 g.Recapture taxes.
2. You (or your spouse, if filing jointly) received health savings account, Archer MSA, or Medicare Advantage MSA distributions.
3. You had net earnings from self-employment of at least $400.
4. You had wages of $108.28 or more from a church or qualified church-controlled organization that is exempt from employer social security and Medicare taxes.
5. Advance payments of the premium tax credit were made for you, your spouse, or a dependent who enrolled in coverage through the Marketplace. You or whoever enrolled you should have received Form(s) 1095-A showing the amount of the advance payments.

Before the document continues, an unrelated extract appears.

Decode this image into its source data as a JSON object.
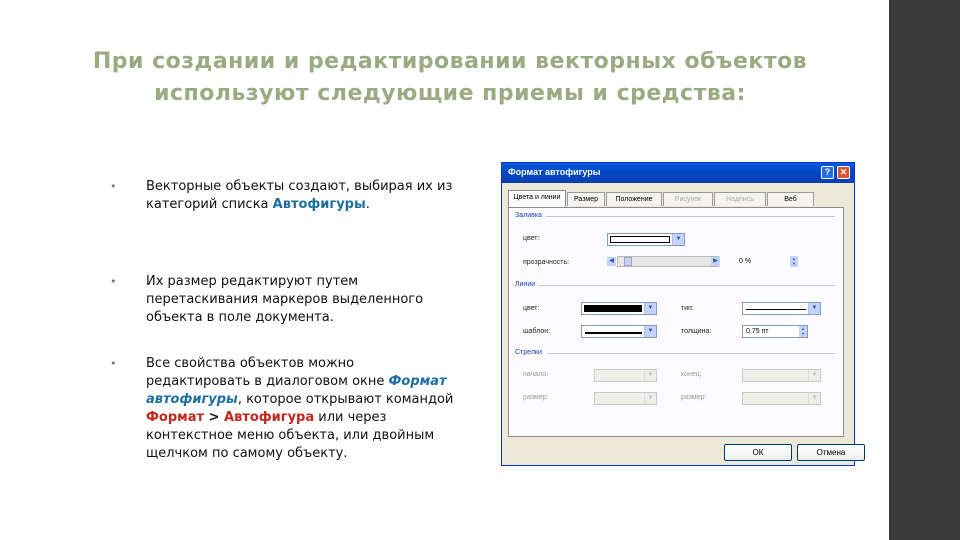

taxmap/pub17/p17-002.htm#en_us_publink1000170439

Who Should File(p6)

rule
Even if you don't have to file, you should file a federal income tax return to get money back if any of the following conditions apply.
  1. You had federal income tax withheld or made estimated tax payments.
  2. You qualify for the earned income credit. See chapter 36 for more information.
  3. You qualify for the additional child tax credit. See chapter 34 for more information.
  4. You qualify for the premium tax credit. See chapter 37 for more information.
  5. You qualify for the health coverage tax credit. See chapter 38 for more information.
  6. You qualify for the American opportunity credit. See chapter 35 for more information.
  7. You qualify for the credit for federal tax on fuels. See chapter 38 for more information.